Go through the material below and count the lines with the string "http"; the number is the whole answer.

------------------------------------

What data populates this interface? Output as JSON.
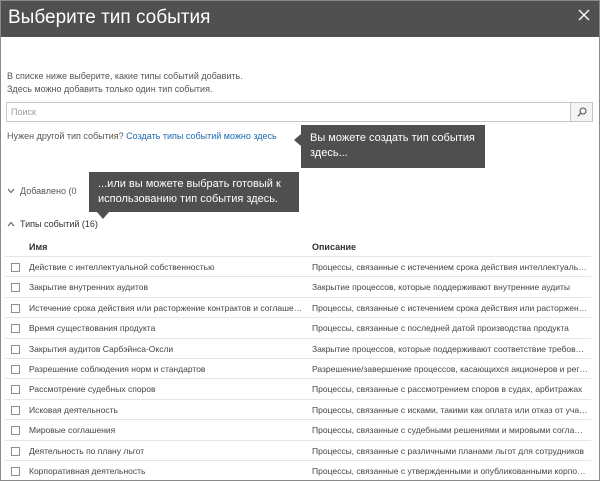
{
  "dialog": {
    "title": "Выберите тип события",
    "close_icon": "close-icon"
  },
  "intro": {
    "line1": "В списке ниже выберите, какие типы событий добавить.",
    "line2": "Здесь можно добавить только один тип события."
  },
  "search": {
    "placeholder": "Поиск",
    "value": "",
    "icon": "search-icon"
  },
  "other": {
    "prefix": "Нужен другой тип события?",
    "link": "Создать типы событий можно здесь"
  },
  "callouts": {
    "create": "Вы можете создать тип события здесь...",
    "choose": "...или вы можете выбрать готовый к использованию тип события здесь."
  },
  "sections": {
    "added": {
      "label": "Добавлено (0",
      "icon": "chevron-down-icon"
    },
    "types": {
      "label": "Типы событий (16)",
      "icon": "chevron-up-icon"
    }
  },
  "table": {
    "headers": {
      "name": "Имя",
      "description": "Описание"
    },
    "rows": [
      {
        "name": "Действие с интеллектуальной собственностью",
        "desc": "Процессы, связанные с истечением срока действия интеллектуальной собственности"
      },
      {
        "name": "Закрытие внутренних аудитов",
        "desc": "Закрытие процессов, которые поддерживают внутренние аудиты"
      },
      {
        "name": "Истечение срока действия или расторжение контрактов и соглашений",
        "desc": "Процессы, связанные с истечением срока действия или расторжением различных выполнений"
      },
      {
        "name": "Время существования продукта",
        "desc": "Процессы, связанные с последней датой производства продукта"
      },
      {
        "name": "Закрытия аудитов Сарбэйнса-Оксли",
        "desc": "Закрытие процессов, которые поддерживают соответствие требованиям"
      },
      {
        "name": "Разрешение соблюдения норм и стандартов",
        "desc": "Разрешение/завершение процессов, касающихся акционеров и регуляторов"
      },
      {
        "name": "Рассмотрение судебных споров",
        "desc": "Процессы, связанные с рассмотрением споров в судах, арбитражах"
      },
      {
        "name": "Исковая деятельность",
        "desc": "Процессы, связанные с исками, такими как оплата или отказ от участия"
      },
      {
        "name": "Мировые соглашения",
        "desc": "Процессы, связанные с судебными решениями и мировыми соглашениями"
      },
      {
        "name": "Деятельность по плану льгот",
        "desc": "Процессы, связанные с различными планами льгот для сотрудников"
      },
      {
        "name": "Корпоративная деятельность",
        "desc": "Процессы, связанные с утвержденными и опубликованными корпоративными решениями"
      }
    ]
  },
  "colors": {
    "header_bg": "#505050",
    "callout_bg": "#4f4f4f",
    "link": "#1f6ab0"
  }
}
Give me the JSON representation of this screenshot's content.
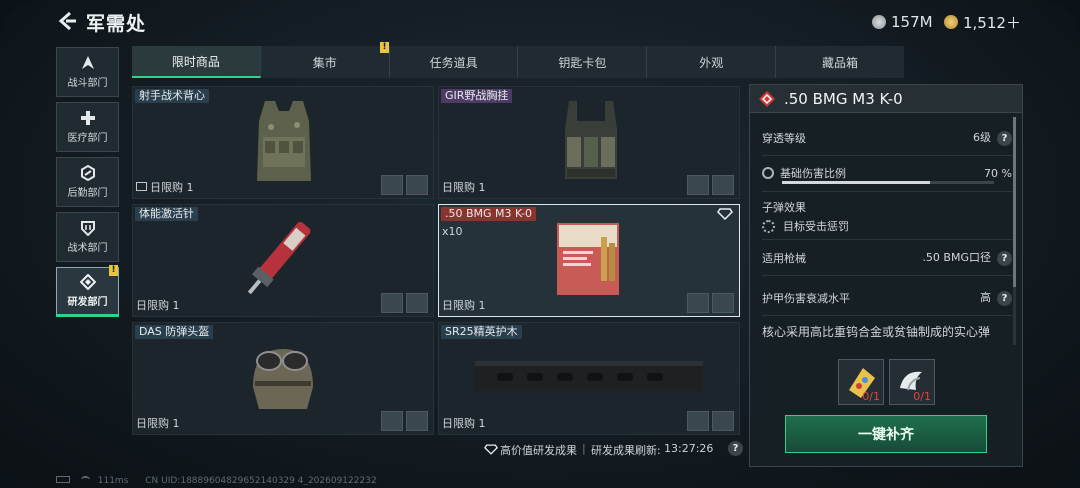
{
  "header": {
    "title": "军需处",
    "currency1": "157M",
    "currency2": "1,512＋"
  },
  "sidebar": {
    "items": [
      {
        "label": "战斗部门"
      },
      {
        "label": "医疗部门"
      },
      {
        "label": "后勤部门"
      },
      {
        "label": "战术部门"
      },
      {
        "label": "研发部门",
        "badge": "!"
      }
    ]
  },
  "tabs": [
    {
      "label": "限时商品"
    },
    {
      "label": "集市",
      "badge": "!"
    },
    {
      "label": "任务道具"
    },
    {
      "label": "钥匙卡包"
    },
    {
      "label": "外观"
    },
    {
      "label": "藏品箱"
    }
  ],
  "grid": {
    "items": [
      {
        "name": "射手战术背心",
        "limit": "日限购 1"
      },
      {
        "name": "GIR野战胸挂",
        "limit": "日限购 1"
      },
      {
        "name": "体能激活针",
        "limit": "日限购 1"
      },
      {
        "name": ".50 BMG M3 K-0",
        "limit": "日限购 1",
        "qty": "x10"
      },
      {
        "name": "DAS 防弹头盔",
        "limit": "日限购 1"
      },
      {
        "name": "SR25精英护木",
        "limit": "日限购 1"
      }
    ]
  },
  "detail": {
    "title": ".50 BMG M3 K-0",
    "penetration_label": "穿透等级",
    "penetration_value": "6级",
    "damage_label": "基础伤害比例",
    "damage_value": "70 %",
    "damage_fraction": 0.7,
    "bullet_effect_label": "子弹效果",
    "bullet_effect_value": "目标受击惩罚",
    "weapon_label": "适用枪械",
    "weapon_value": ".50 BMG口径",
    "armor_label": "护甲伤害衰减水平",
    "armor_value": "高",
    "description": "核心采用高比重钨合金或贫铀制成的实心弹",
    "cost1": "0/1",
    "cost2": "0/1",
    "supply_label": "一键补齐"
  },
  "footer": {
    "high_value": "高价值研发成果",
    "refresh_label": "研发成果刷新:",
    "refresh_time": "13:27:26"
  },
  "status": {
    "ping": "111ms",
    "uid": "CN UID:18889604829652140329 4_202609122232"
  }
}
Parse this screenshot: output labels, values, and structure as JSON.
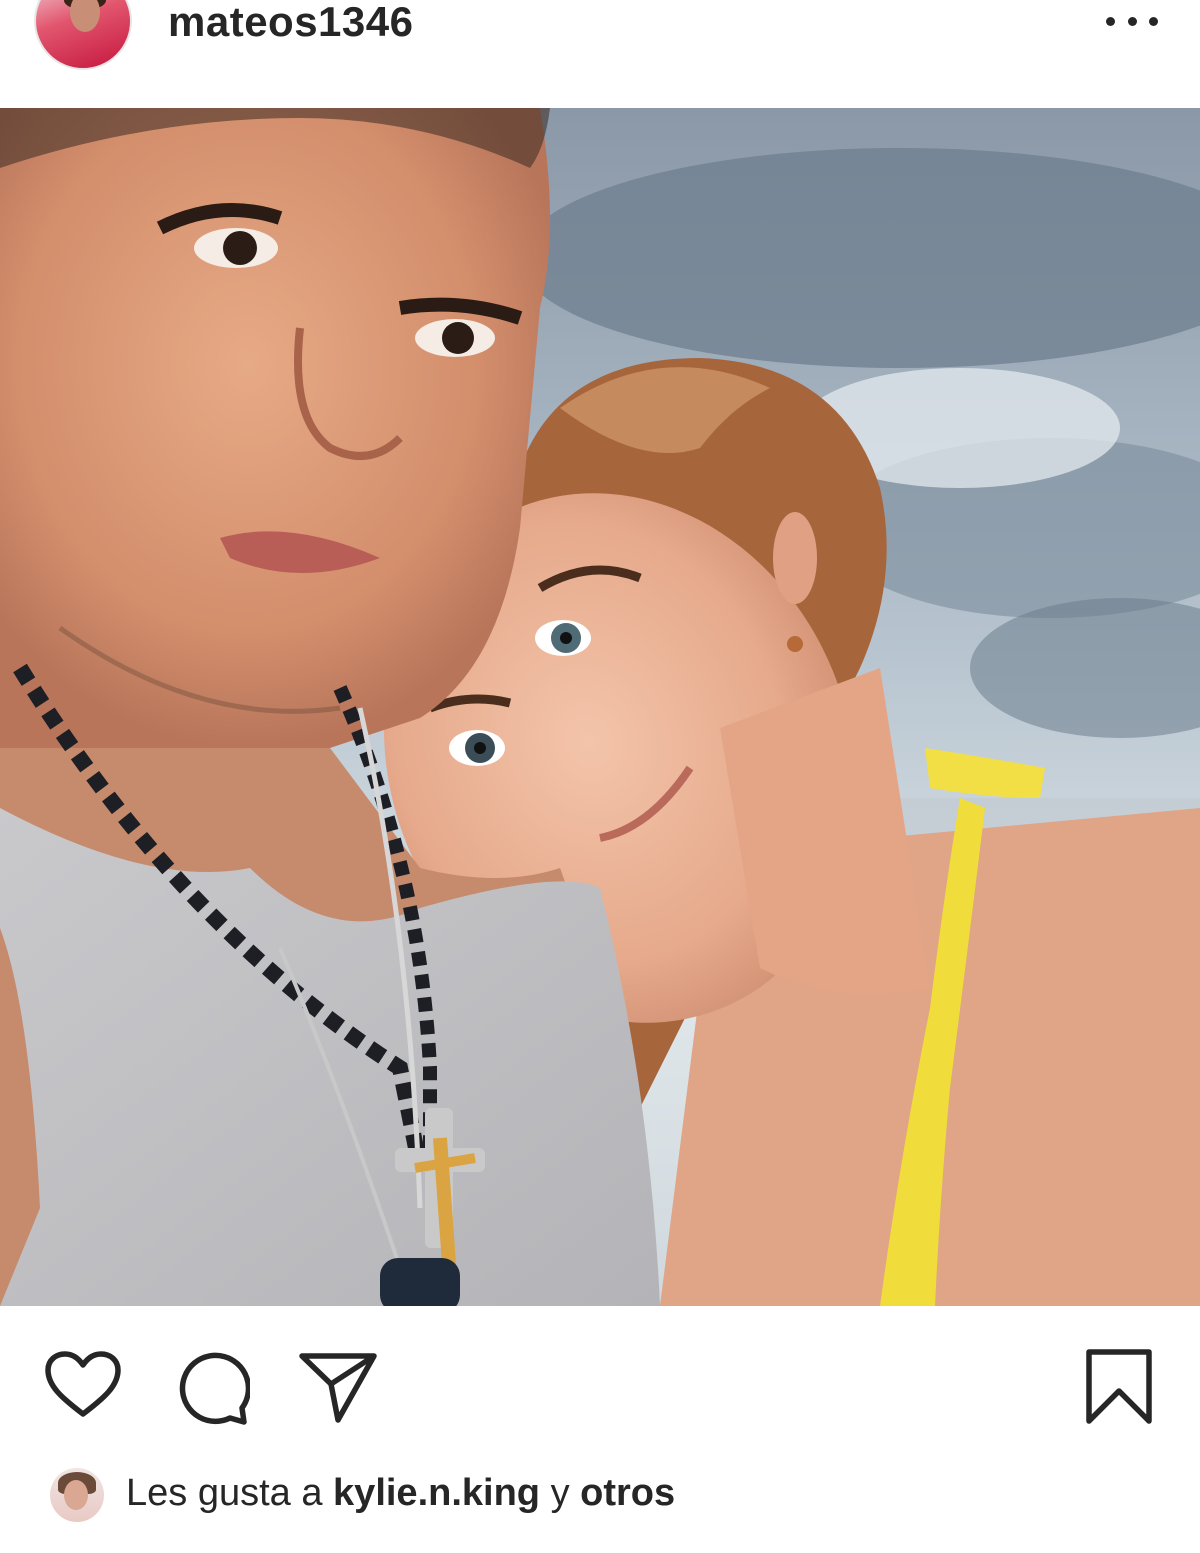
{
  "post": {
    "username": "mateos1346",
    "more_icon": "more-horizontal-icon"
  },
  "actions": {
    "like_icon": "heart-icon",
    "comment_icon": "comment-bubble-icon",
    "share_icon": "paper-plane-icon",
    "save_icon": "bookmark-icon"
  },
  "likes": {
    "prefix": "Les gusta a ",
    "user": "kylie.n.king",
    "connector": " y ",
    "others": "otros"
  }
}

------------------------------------

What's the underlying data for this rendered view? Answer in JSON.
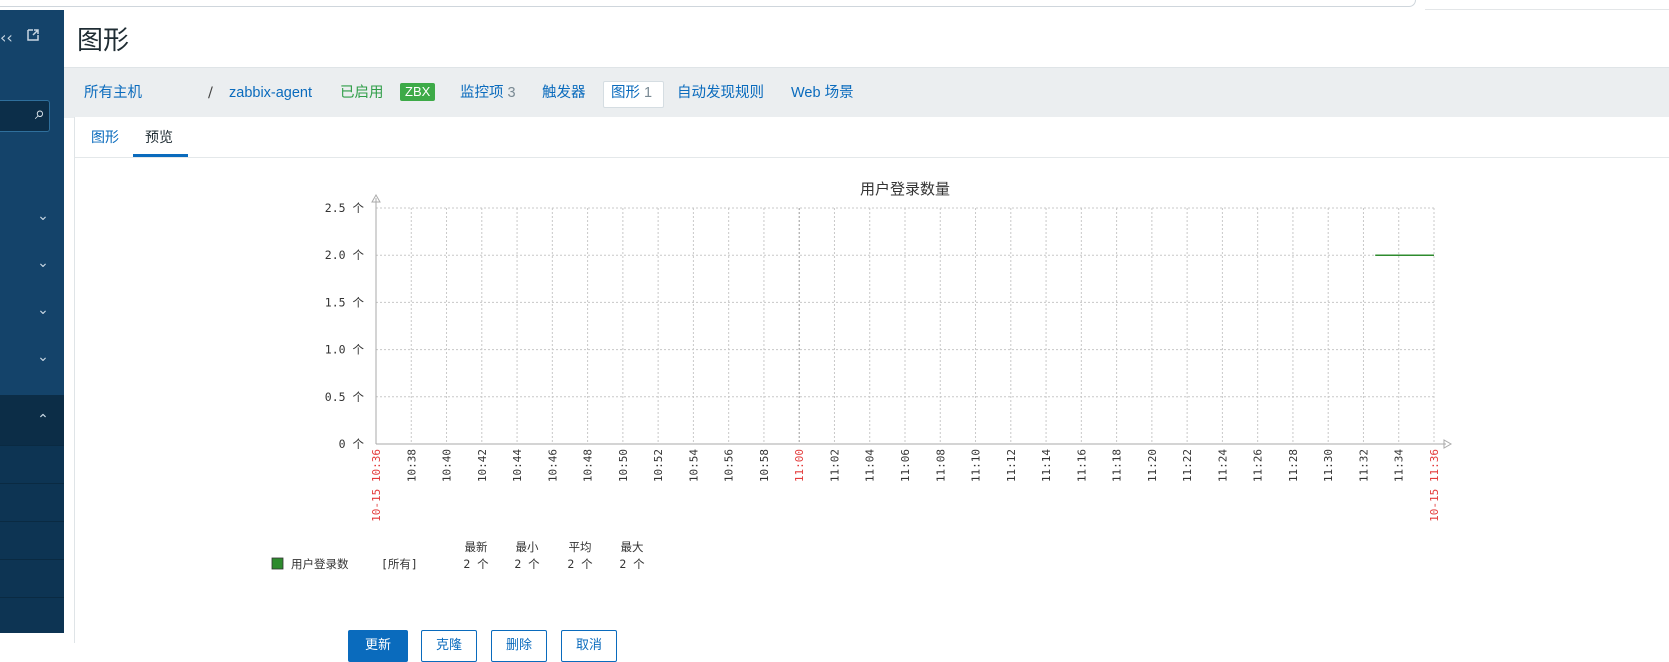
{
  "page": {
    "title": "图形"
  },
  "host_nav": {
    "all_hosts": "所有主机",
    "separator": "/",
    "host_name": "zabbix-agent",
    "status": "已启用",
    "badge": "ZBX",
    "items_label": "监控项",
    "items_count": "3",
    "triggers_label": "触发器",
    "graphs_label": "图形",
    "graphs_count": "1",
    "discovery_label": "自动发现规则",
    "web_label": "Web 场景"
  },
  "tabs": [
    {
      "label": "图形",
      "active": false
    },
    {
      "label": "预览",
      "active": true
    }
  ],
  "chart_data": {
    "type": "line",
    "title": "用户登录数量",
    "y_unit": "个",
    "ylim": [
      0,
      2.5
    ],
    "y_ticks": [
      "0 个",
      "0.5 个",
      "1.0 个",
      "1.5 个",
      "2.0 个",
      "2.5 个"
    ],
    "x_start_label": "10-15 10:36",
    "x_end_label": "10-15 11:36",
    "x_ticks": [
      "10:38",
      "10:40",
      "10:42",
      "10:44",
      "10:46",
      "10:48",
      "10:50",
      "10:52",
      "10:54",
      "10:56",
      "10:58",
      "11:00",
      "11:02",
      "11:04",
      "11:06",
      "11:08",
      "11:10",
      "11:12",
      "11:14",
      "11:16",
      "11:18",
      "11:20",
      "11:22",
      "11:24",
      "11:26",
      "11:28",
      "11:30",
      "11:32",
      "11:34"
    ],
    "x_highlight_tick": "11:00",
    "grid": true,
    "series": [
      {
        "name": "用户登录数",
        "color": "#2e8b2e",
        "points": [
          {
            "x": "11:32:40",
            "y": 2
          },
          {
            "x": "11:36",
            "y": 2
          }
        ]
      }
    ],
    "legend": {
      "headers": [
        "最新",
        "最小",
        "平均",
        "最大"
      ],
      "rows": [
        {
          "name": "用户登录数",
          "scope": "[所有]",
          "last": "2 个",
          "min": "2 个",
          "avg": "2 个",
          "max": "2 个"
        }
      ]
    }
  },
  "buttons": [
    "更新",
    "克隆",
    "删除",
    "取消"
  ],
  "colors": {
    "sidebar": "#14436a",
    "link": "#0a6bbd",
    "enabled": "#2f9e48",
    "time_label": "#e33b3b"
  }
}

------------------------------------

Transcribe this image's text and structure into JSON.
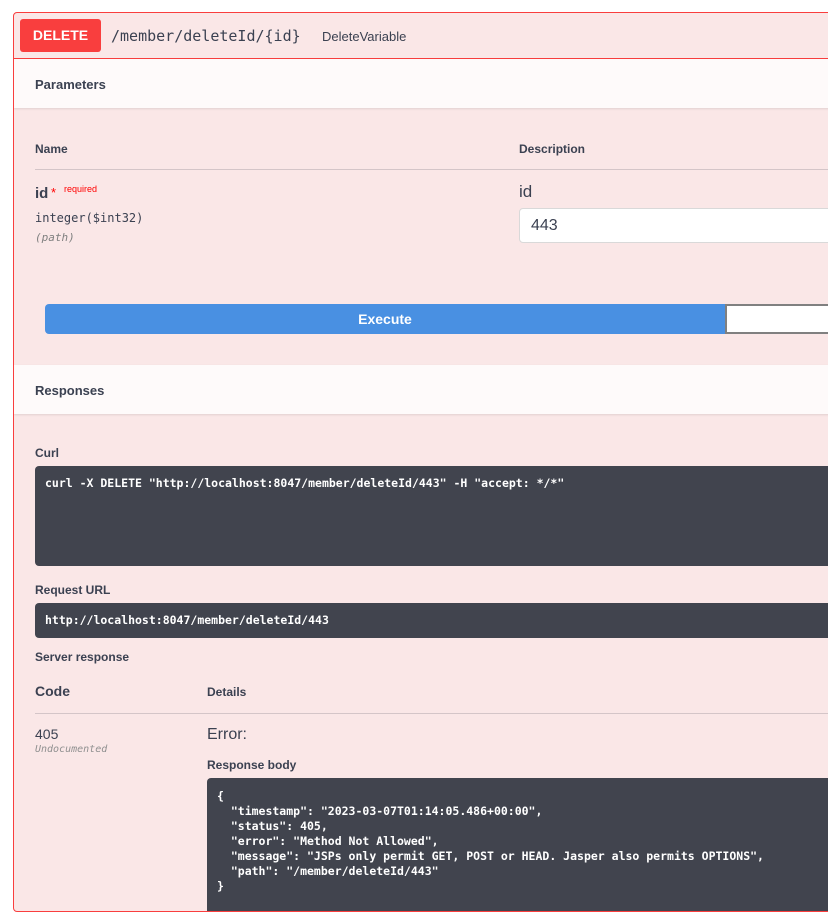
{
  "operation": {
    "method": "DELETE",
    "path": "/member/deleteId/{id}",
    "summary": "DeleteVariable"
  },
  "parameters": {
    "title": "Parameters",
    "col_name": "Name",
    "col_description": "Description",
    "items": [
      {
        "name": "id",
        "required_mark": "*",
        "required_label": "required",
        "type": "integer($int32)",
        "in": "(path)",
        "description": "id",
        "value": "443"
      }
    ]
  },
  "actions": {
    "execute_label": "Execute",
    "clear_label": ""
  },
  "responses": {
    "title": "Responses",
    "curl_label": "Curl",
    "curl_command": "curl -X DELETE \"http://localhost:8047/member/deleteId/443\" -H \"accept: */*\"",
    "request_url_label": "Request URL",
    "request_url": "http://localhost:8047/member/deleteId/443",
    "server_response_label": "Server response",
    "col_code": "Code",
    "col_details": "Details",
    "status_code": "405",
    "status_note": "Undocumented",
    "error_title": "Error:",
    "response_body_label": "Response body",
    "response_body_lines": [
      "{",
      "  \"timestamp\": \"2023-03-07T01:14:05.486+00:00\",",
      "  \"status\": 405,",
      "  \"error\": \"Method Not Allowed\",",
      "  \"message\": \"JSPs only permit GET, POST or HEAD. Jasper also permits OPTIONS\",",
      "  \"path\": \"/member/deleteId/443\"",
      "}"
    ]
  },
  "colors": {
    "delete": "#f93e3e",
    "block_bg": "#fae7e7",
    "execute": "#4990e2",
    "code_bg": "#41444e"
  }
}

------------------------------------

Answer area: 2